Task requirements
Tally every line in the entries below that holds "badge", then give only the total.

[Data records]

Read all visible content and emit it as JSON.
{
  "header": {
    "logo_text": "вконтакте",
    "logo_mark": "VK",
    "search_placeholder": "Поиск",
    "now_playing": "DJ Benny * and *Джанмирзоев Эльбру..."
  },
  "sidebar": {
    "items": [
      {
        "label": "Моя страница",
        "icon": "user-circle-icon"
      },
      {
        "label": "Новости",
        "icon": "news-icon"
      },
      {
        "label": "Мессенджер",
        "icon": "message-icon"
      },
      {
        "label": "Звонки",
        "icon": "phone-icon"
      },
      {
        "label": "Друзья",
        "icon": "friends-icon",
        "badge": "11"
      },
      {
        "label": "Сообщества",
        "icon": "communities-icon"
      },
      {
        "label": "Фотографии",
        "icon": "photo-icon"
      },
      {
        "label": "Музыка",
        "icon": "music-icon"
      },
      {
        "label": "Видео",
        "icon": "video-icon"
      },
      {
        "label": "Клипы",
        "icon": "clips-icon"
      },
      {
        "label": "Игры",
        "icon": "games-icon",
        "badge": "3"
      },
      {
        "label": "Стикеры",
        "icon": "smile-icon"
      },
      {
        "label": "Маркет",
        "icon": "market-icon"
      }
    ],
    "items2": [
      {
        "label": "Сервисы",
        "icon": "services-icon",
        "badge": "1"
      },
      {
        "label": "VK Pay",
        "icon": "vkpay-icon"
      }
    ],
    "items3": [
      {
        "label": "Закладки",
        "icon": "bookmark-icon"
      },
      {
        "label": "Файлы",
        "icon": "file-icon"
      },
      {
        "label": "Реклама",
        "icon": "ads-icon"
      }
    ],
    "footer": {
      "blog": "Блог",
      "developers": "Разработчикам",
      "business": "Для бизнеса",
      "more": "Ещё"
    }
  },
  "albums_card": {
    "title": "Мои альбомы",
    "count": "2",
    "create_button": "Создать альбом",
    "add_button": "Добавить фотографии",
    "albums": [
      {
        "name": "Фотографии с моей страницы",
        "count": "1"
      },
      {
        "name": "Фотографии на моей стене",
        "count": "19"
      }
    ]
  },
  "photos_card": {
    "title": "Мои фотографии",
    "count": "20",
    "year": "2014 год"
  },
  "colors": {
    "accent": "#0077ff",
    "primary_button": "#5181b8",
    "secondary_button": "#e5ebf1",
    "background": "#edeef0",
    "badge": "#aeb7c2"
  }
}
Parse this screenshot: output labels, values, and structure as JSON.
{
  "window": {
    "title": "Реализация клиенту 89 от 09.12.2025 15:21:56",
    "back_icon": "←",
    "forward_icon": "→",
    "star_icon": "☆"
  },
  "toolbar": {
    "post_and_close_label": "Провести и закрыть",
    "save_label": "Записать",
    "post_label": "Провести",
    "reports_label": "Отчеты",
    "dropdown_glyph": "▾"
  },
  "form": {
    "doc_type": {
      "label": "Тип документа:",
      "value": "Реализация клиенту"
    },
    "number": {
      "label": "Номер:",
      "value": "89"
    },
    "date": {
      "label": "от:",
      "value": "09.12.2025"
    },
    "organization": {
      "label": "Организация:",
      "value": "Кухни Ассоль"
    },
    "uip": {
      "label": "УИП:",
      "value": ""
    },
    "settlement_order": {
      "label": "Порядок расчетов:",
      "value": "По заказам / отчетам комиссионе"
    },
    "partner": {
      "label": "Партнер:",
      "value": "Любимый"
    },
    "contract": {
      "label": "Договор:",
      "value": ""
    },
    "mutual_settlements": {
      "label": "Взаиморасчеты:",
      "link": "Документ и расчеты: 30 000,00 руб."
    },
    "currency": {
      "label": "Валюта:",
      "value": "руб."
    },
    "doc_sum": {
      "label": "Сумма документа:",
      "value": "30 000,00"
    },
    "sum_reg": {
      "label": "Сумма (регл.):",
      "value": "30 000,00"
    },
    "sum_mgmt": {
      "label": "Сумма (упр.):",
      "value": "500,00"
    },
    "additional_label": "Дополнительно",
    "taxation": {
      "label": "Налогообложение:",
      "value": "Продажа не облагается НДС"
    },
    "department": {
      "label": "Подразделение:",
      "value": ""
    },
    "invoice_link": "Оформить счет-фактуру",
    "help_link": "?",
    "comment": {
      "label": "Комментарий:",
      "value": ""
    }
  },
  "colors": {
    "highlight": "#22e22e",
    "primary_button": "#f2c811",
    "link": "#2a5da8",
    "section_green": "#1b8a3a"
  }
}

Answer space
4